Picture this: You roll out of bed, when you feel like it. You eat a hearty breakfast and then hit the gym. After a quick shower, you throw on some comfy clothes and stroll into your home office. No morning chaos. No commute.
Fresh and focused, you start your workday — on your time, on your terms. Imagine what you could accomplish.
Sounds ideal, right?
Before you give your two weeks’ notice, ask yourself these questions:
Do You Want Full Time, Part Time or Freelance Work?
When it comes to job benefits, flexibility and work-life balance rank at the top for most job seekers. Having a say in when or where you work — or even what projects you’ll work on — sounds almost too good to be true. Nowadays, though, workplace flexibility is more common, and employers who value autonomy are reaping the benefits of their employees’ increased productivity.
Full Time or Part Time
Let’s say you already have a traditional full-time job. Before you jump ship, ask your current employer about work-from-home options. If you have the chance to work from home, try it out. See how you like it. More progressive employers now allow their employees to work from home one or two days a week. Around 38 percent of traditional employees of traditional employees enjoy this benefit.
Working from home isn’t for everyone. It does require discipline. You’ll also need a designated work area and the elimination of distractions like TV and social media.
Maybe there’s an option to work from home part time. If you can afford to take the cut in hours and pay, this might be your ticket.
But if your current employer doesn’t offer the flexibility you need, then consider researching work-from-home opportunities.
When you hear the word “freelancer,” you might imagine someone who is entrepreneurial, a jack of all trades, a free spirit, a risk-taker. For sure they are confident and creative.
Freelancers tend to seek variety, in life and in work.
Freelance jobs are aplenty. They can be in-house or remote. They may be temporary or indefinite. Many freelancers like the flexibility of remote work, but some like an office they can go to.
One drawback is that, often, freelancers have no job benefits. Another drawback is the lack of camaraderie or an overall feeling of support. It’s easy for freelancers to become siloed and feel excluded.
Keep in mind that freelancers are usually responsible for their own taxes. For questions about your status as an employee or freelancer, or how to pay taxes, IRS website has guidelines you can follow.
What Types of Work-From-Home Jobs Are Available?
Given today’s technology, you’d think that any job could be done in the comfort of your home office.
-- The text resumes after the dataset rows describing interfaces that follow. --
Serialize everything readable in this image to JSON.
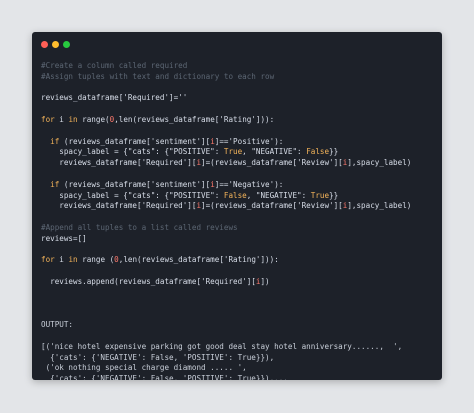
{
  "window": {
    "controls": [
      {
        "name": "close",
        "color": "#ff5f56"
      },
      {
        "name": "minimize",
        "color": "#ffbd2e"
      },
      {
        "name": "maximize",
        "color": "#27c93f"
      }
    ]
  },
  "code_lines": [
    {
      "text": "#Create a column called required",
      "kind": "comment"
    },
    {
      "text": "#Assign tuples with text and dictionary to each row",
      "kind": "comment"
    },
    {
      "text": "",
      "kind": "blank"
    },
    {
      "text": "reviews_dataframe['Required']=''",
      "kind": "code"
    },
    {
      "text": "",
      "kind": "blank"
    },
    {
      "text": "for i in range(0,len(reviews_dataframe['Rating'])):",
      "kind": "code"
    },
    {
      "text": "",
      "kind": "blank"
    },
    {
      "text": "  if (reviews_dataframe['sentiment'][i]=='Positive'):",
      "kind": "code"
    },
    {
      "text": "    spacy_label = {\"cats\": {\"POSITIVE\": True, \"NEGATIVE\": False}}",
      "kind": "code"
    },
    {
      "text": "    reviews_dataframe['Required'][i]=(reviews_dataframe['Review'][i],spacy_label)",
      "kind": "code"
    },
    {
      "text": "",
      "kind": "blank"
    },
    {
      "text": "  if (reviews_dataframe['sentiment'][i]=='Negative'):",
      "kind": "code"
    },
    {
      "text": "    spacy_label = {\"cats\": {\"POSITIVE\": False, \"NEGATIVE\": True}}",
      "kind": "code"
    },
    {
      "text": "    reviews_dataframe['Required'][i]=(reviews_dataframe['Review'][i],spacy_label)",
      "kind": "code"
    },
    {
      "text": "",
      "kind": "blank"
    },
    {
      "text": "#Append all tuples to a list called reviews",
      "kind": "comment"
    },
    {
      "text": "reviews=[]",
      "kind": "code"
    },
    {
      "text": "",
      "kind": "blank"
    },
    {
      "text": "for i in range (0,len(reviews_dataframe['Rating'])):",
      "kind": "code"
    },
    {
      "text": "",
      "kind": "blank"
    },
    {
      "text": "  reviews.append(reviews_dataframe['Required'][i])",
      "kind": "code"
    },
    {
      "text": "",
      "kind": "blank"
    },
    {
      "text": "",
      "kind": "blank"
    },
    {
      "text": "",
      "kind": "blank"
    },
    {
      "text": "OUTPUT:",
      "kind": "output"
    },
    {
      "text": "",
      "kind": "blank"
    },
    {
      "text": "[('nice hotel expensive parking got good deal stay hotel anniversary......,  ',",
      "kind": "output"
    },
    {
      "text": "  {'cats': {'NEGATIVE': False, 'POSITIVE': True}}),",
      "kind": "output"
    },
    {
      "text": " ('ok nothing special charge diamond ..... ',",
      "kind": "output"
    },
    {
      "text": "  {'cats': {'NEGATIVE': False, 'POSITIVE': True}}),...",
      "kind": "output"
    }
  ]
}
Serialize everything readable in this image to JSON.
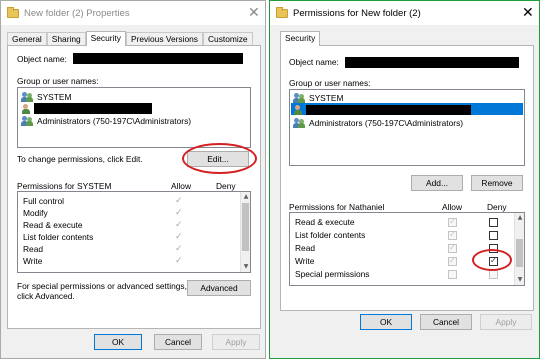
{
  "left_window": {
    "title": "New folder (2) Properties",
    "tabs": [
      {
        "label": "General"
      },
      {
        "label": "Sharing"
      },
      {
        "label": "Security",
        "active": true
      },
      {
        "label": "Previous Versions"
      },
      {
        "label": "Customize"
      }
    ],
    "object_name_label": "Object name:",
    "group_label": "Group or user names:",
    "users": [
      {
        "name": "SYSTEM",
        "icon": "users-group-icon"
      },
      {
        "name": "",
        "icon": "user-icon",
        "redacted": true
      },
      {
        "name": "Administrators (750-197C\\Administrators)",
        "icon": "users-group-icon"
      }
    ],
    "change_hint": "To change permissions, click Edit.",
    "edit_button": "Edit...",
    "permissions_for": "Permissions for SYSTEM",
    "allow_header": "Allow",
    "deny_header": "Deny",
    "permissions": [
      {
        "name": "Full control",
        "allow": true,
        "deny": false
      },
      {
        "name": "Modify",
        "allow": true,
        "deny": false
      },
      {
        "name": "Read & execute",
        "allow": true,
        "deny": false
      },
      {
        "name": "List folder contents",
        "allow": true,
        "deny": false
      },
      {
        "name": "Read",
        "allow": true,
        "deny": false
      },
      {
        "name": "Write",
        "allow": true,
        "deny": false
      }
    ],
    "special_hint_line1": "For special permissions or advanced settings,",
    "special_hint_line2": "click Advanced.",
    "advanced_button": "Advanced",
    "ok_button": "OK",
    "cancel_button": "Cancel",
    "apply_button": "Apply",
    "close_glyph": "✕"
  },
  "right_window": {
    "title": "Permissions for New folder (2)",
    "tabs": [
      {
        "label": "Security",
        "active": true
      }
    ],
    "object_name_label": "Object name:",
    "group_label": "Group or user names:",
    "users": [
      {
        "name": "SYSTEM",
        "icon": "users-group-icon"
      },
      {
        "name": "",
        "icon": "user-icon",
        "redacted": true,
        "selected": true
      },
      {
        "name": "Administrators (750-197C\\Administrators)",
        "icon": "users-group-icon"
      }
    ],
    "add_button": "Add...",
    "remove_button": "Remove",
    "permissions_for": "Permissions for Nathaniel",
    "allow_header": "Allow",
    "deny_header": "Deny",
    "permissions": [
      {
        "name": "Read & execute",
        "allow": true,
        "deny": false
      },
      {
        "name": "List folder contents",
        "allow": true,
        "deny": false
      },
      {
        "name": "Read",
        "allow": true,
        "deny": false
      },
      {
        "name": "Write",
        "allow": true,
        "deny": true
      },
      {
        "name": "Special permissions",
        "allow": false,
        "deny": false
      }
    ],
    "ok_button": "OK",
    "cancel_button": "Cancel",
    "apply_button": "Apply",
    "close_glyph": "✕"
  },
  "annotation_color": "#d42020"
}
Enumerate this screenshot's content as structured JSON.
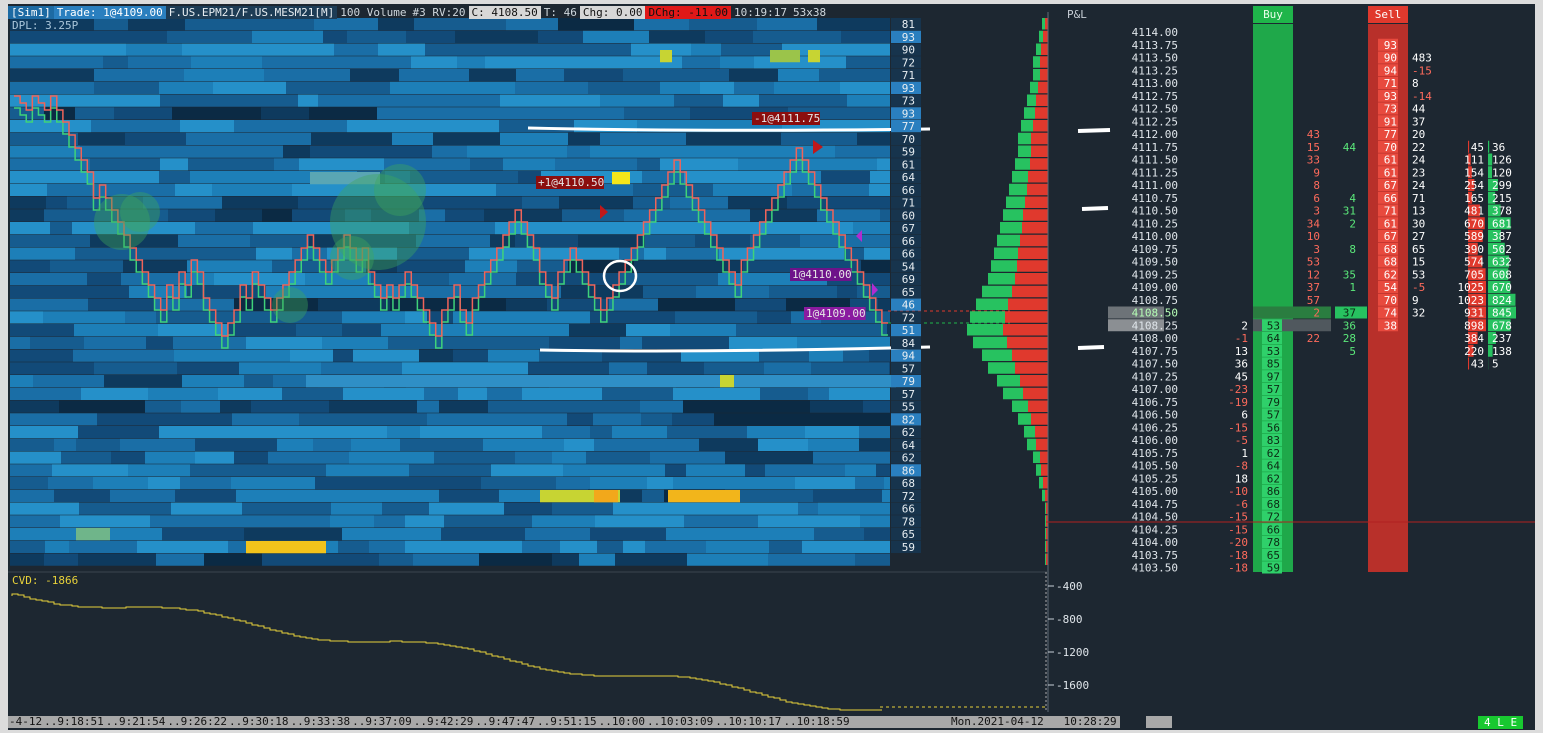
{
  "header": {
    "sim": "[Sim1]",
    "trade": "Trade: 1@4109.00",
    "symbol": "F.US.EPM21/F.US.MESM21[M]",
    "volume": "100 Volume",
    "rv": "#3 RV:20",
    "close": "C: 4108.50",
    "t": "T: 46",
    "chg": "Chg: 0.00",
    "dchg": "DChg: -11.00",
    "time": "10:19:17",
    "grid": "53x38",
    "dpl": "DPL: 3.25P"
  },
  "columns": {
    "pnl": "P&L",
    "buy": "Buy",
    "sell": "Sell"
  },
  "cvd_label": "CVD: -1866",
  "cvd_axis": [
    "-400",
    "-800",
    "-1200",
    "-1600"
  ],
  "right_axis": [
    "81",
    "93",
    "90",
    "72",
    "71",
    "93",
    "73",
    "93",
    "77",
    "70",
    "59",
    "61",
    "64",
    "66",
    "71",
    "60",
    "67",
    "66",
    "66",
    "54",
    "69",
    "65",
    "46",
    "72",
    "51",
    "84",
    "94",
    "57",
    "79",
    "57",
    "55",
    "82",
    "62",
    "64",
    "62",
    "86",
    "68",
    "72",
    "66",
    "78",
    "65",
    "59"
  ],
  "time_axis": [
    "-4-12",
    "9:18:51",
    "9:21:54",
    "9:26:22",
    "9:30:18",
    "9:33:38",
    "9:37:09",
    "9:42:29",
    "9:47:47",
    "9:51:15",
    "10:00",
    "10:03:09",
    "10:10:17",
    "10:18:59"
  ],
  "date_label": "Mon.2021-04-12   10:28:29",
  "status": "4 L E",
  "flags": [
    {
      "text": "-1@4111.75",
      "color": "#8b0e0e"
    },
    {
      "text": "+1@4110.50",
      "color": "#8b0e0e"
    },
    {
      "text": "1@4110.00",
      "color": "#6e138a"
    },
    {
      "text": "1@4109.00",
      "color": "#8a1ba0"
    }
  ],
  "ladder": {
    "prices": [
      "4114.00",
      "4113.75",
      "4113.50",
      "4113.25",
      "4113.00",
      "4112.75",
      "4112.50",
      "4112.25",
      "4112.00",
      "4111.75",
      "4111.50",
      "4111.25",
      "4111.00",
      "4110.75",
      "4110.50",
      "4110.25",
      "4110.00",
      "4109.75",
      "4109.50",
      "4109.25",
      "4109.00",
      "4108.75",
      "4108.50",
      "4108.25",
      "4108.00",
      "4107.75",
      "4107.50",
      "4107.25",
      "4107.00",
      "4106.75",
      "4106.50",
      "4106.25",
      "4106.00",
      "4105.75",
      "4105.50",
      "4105.25",
      "4105.00",
      "4104.75",
      "4104.50",
      "4104.25",
      "4104.00",
      "4103.75",
      "4103.50"
    ],
    "pnl": [
      "",
      "",
      "",
      "",
      "",
      "",
      "",
      "",
      "",
      "",
      "",
      "",
      "",
      "",
      "",
      "",
      "",
      "",
      "",
      "",
      "",
      "",
      "",
      "2",
      "-1",
      "13",
      "36",
      "45",
      "-23",
      "-19",
      "6",
      "-15",
      "-5",
      "1",
      "-8",
      "18",
      "-10",
      "-6",
      "-15",
      "-15",
      "-20",
      "-18",
      "-18"
    ],
    "bid": [
      "",
      "",
      "",
      "",
      "",
      "",
      "",
      "",
      "",
      "",
      "",
      "",
      "",
      "",
      "",
      "",
      "",
      "",
      "",
      "",
      "",
      "",
      "",
      "53",
      "64",
      "53",
      "85",
      "97",
      "57",
      "79",
      "57",
      "56",
      "83",
      "62",
      "64",
      "62",
      "86",
      "68",
      "72",
      "66",
      "78",
      "65",
      "59"
    ],
    "sold": [
      "",
      "",
      "",
      "",
      "",
      "",
      "",
      "",
      "43",
      "15",
      "33",
      "9",
      "8",
      "6",
      "3",
      "34",
      "10",
      "3",
      "53",
      "12",
      "37",
      "57",
      "2",
      "",
      "22",
      "",
      "",
      "",
      "",
      "",
      "",
      "",
      "",
      "",
      "",
      "",
      "",
      "",
      "",
      "",
      "",
      "",
      ""
    ],
    "bought": [
      "",
      "",
      "",
      "",
      "",
      "",
      "",
      "",
      "",
      "44",
      "",
      "",
      "",
      "4",
      "31",
      "2",
      "",
      "8",
      "",
      "35",
      "1",
      "",
      "37",
      "36",
      "28",
      "5",
      "",
      "",
      "",
      "",
      "",
      "",
      "",
      "",
      "",
      "",
      "",
      "",
      "",
      "",
      "",
      "",
      ""
    ],
    "ask": [
      "",
      "93",
      "90",
      "94",
      "71",
      "93",
      "73",
      "91",
      "77",
      "70",
      "61",
      "61",
      "67",
      "66",
      "71",
      "61",
      "67",
      "68",
      "68",
      "62",
      "54",
      "70",
      "74",
      "38",
      "",
      "",
      "",
      "",
      "",
      "",
      "",
      "",
      "",
      "",
      "",
      "",
      "",
      "",
      "",
      "",
      "",
      "",
      ""
    ],
    "vol": [
      "",
      "",
      "483",
      "-15",
      "8",
      "-14",
      "44",
      "37",
      "20",
      "22",
      "24",
      "23",
      "24",
      "71",
      "13",
      "30",
      "27",
      "65",
      "15",
      "53",
      "-5",
      "9",
      "32",
      "",
      "",
      "",
      "",
      "",
      "",
      "",
      "",
      "",
      "",
      "",
      "",
      "",
      "",
      "",
      "",
      "",
      "",
      "",
      ""
    ],
    "vp_a": [
      "",
      "",
      "",
      "",
      "",
      "",
      "",
      "",
      "",
      "45",
      "111",
      "154",
      "254",
      "165",
      "481",
      "670",
      "589",
      "390",
      "574",
      "705",
      "1025",
      "1023",
      "931",
      "898",
      "384",
      "220",
      "43",
      "",
      "",
      "",
      "",
      "",
      "",
      "",
      "",
      "",
      "",
      "",
      "",
      "",
      "",
      "",
      ""
    ],
    "vp_b": [
      "",
      "",
      "",
      "",
      "",
      "",
      "",
      "",
      "",
      "36",
      "126",
      "120",
      "299",
      "215",
      "378",
      "681",
      "387",
      "502",
      "632",
      "608",
      "670",
      "824",
      "845",
      "678",
      "237",
      "138",
      "5",
      "",
      "",
      "",
      "",
      "",
      "",
      "",
      "",
      "",
      "",
      "",
      "",
      "",
      "",
      "",
      ""
    ]
  },
  "profile": [
    2,
    3,
    4,
    5,
    5,
    6,
    7,
    8,
    9,
    10,
    10,
    11,
    12,
    13,
    14,
    15,
    16,
    17,
    18,
    19,
    20,
    22,
    24,
    26,
    27,
    25,
    22,
    20,
    17,
    15,
    12,
    10,
    8,
    7,
    5,
    4,
    3,
    2,
    1,
    1,
    1,
    1,
    1
  ],
  "colors": {
    "bg": "#1c2630",
    "buy": "#1fb54a",
    "sell": "#e0392d",
    "cvd": "#e8d23a"
  }
}
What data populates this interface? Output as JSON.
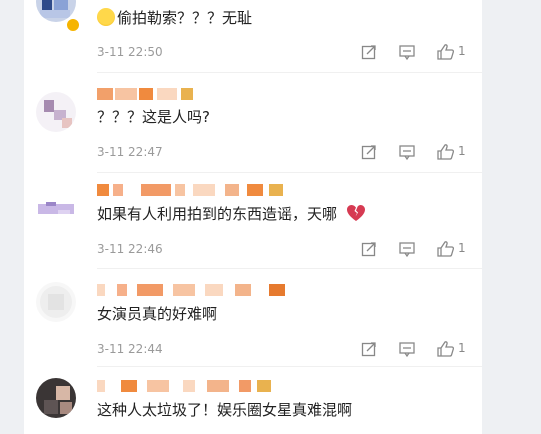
{
  "comments": [
    {
      "text": "偷拍勒索？？？无耻",
      "time": "3-11 22:50",
      "likes": "1",
      "emoji": "grimace-emoji"
    },
    {
      "text": "？？？这是人吗?",
      "time": "3-11 22:47",
      "likes": "1"
    },
    {
      "text": "如果有人利用拍到的东西造谣，天哪",
      "time": "3-11 22:46",
      "likes": "1",
      "emoji": "broken-heart-icon"
    },
    {
      "text": "女演员真的好难啊",
      "time": "3-11 22:44",
      "likes": "1"
    },
    {
      "text": "这种人太垃圾了！娱乐圈女星真难混啊",
      "time": "",
      "likes": ""
    }
  ],
  "icons": {
    "share": "share-icon",
    "reply": "comment-icon",
    "like": "thumbs-up-icon"
  },
  "colors": {
    "accent_orange": "#f08a3e",
    "badge_yellow": "#f6b400",
    "text_gray": "#9a9a9a"
  }
}
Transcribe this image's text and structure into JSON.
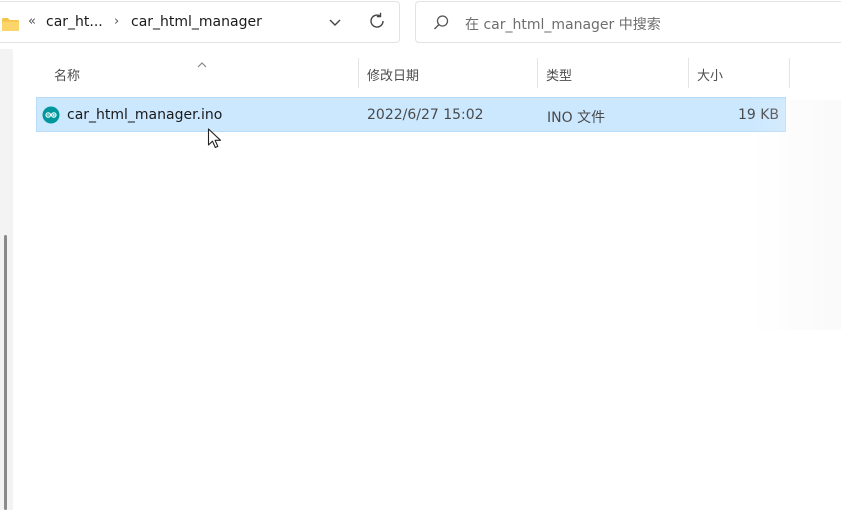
{
  "breadcrumb": {
    "more_glyph": "«",
    "separator": "›",
    "items": [
      "car_ht...",
      "car_html_manager"
    ]
  },
  "search": {
    "placeholder": "在 car_html_manager 中搜索"
  },
  "columns": {
    "name": "名称",
    "modified": "修改日期",
    "type": "类型",
    "size": "大小"
  },
  "files": [
    {
      "name": "car_html_manager.ino",
      "modified": "2022/6/27 15:02",
      "type": "INO 文件",
      "size": "19 KB",
      "selected": true
    }
  ],
  "icons": {
    "folder": "folder-icon",
    "dropdown": "chevron-down-icon",
    "refresh": "refresh-icon",
    "search": "search-icon",
    "file": "arduino-file-icon",
    "sort": "sort-ascending-icon",
    "cursor": "mouse-pointer-icon"
  },
  "colors": {
    "selection": "#cce8ff",
    "selection_border": "#b9dcf9",
    "folder": "#f5c24b",
    "arduino": "#00979c"
  }
}
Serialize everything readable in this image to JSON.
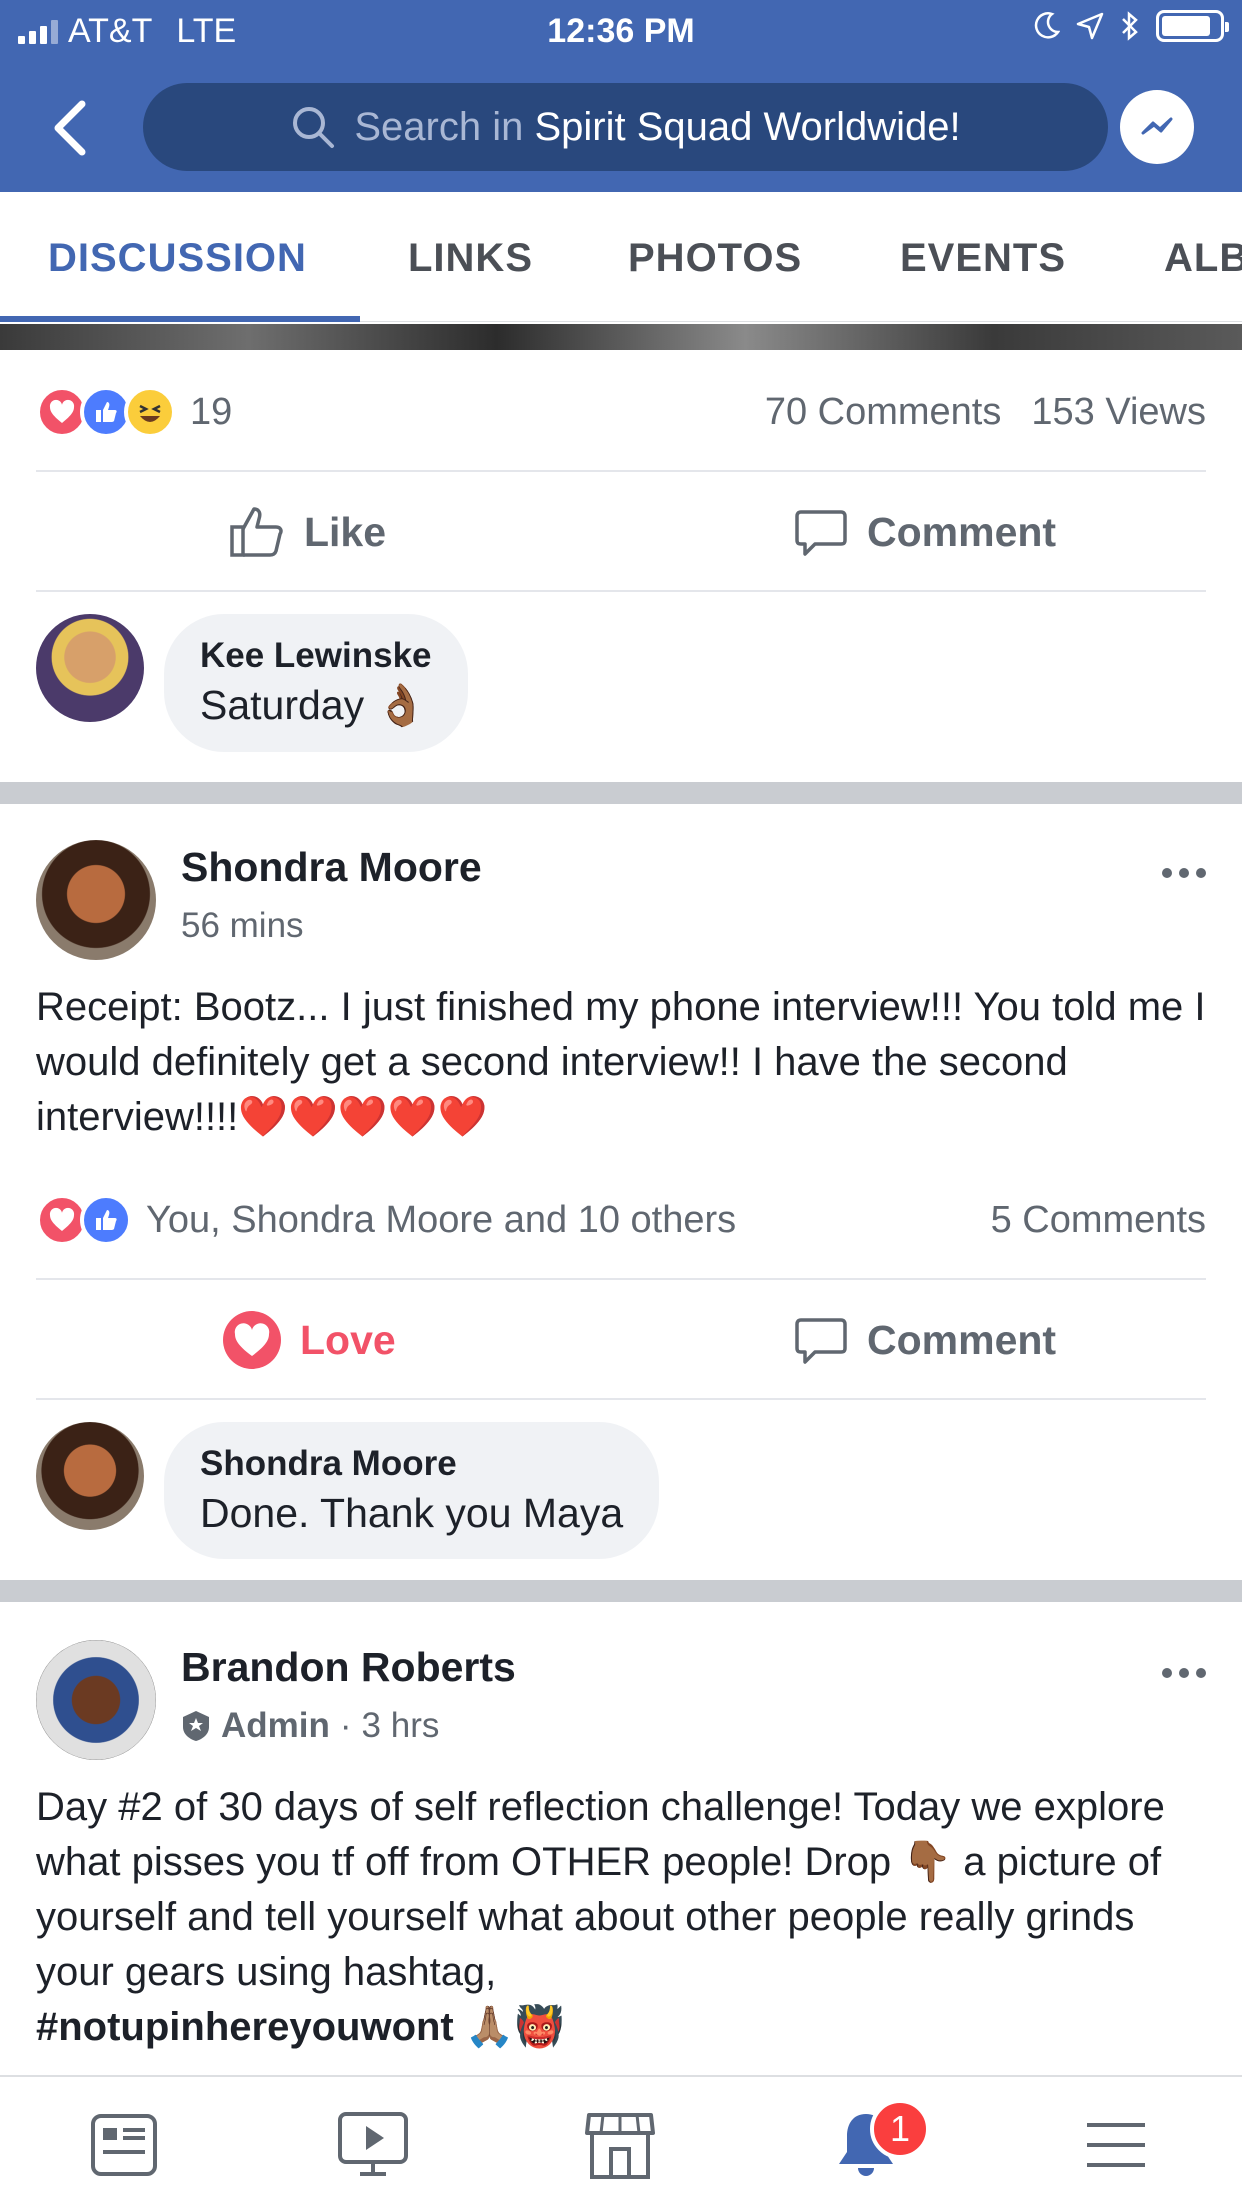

This may be true, but some of the most common work-from-home positions include call center reps, technical support, website design, writing and editing, sales, appointment setting, transcription/translation services and teachers/tutors.
Health care and government are industry leaders when it comes to working from home. Pharmaceutical companies, for example, employ contract research organizations (CROs) that hire employees and contractors who work from home full time. Try Googling “top 10 CROs” for a rundown of job types.
Maybe your eye is on the bigger picture. You want to change the world — from home. If you’re set on making a global impact, check out the work-from-home opportunities at United Nations Development Programme (UNDP).
Opportunities in life can be yours if you seek them.
Do You Know Your Niche?
You already know your strengths and weaknesses. You know the type of work at which you excel. But your skills might not always align with the demands of the current job market.
Say, for example, you’re a writer and a copyeditor. Although you’re better at copyediting, you realize that there is a bigger market for writing. In your spare time, brush up on your writing skills. Take on a few small writing projects to build your confidence and credibility. Keep your copyediting gigs, but branch out to the more lucrative writing gigs. You’ll expand your skill set while you rake in the money.
How Strong Is Your Online Presence?
Nowadays, it takes more than a good résumé to attract recruiters and employers. Top candidates have a strong online presence. Take the time to establish yourself as a leader in your industry.
Offer a service in your field that no one else offers. Showcase your know-how by blogging or by engaging with others on LinkedIn. Use a multimedia approach when selling your brand. Upload a video presentation or publish a white paper. Use all the resources at your disposal.
To snag a work-from-home job, you’ve got to stand out.
Do You Know Where to Look for More Opportunities?
If you choose the freelance route, you’ll quickly discover that the work comes in waves. One month you might be working on three projects, but the next month you get only one. Because the stream of work is unpredictable and because income is rarely steady as a freelancer, it’s best to be on the lookout for your next project.
Most freelancers have 5 to 10 sites they visit regularly for work-from-home jobs. Opportunities come and go so quickly, so it’s good to know what company is offering what. Stocking up on job leads will pay off during the dry spells.
A good practice is to keep a job leads folder on your desktop or mobile device. When a posted job catches your eye, screenshot the job and company’s information. Even if you aren’t in the market now, you’ll know who to contact in the future.
Ready to make the switch? Start with this list of employers, and go from there. With a little research, you’ll quickly discover a plethora of opportunities.
The good news is that the number of companies offering work-from-home opportunities will only continue to grow.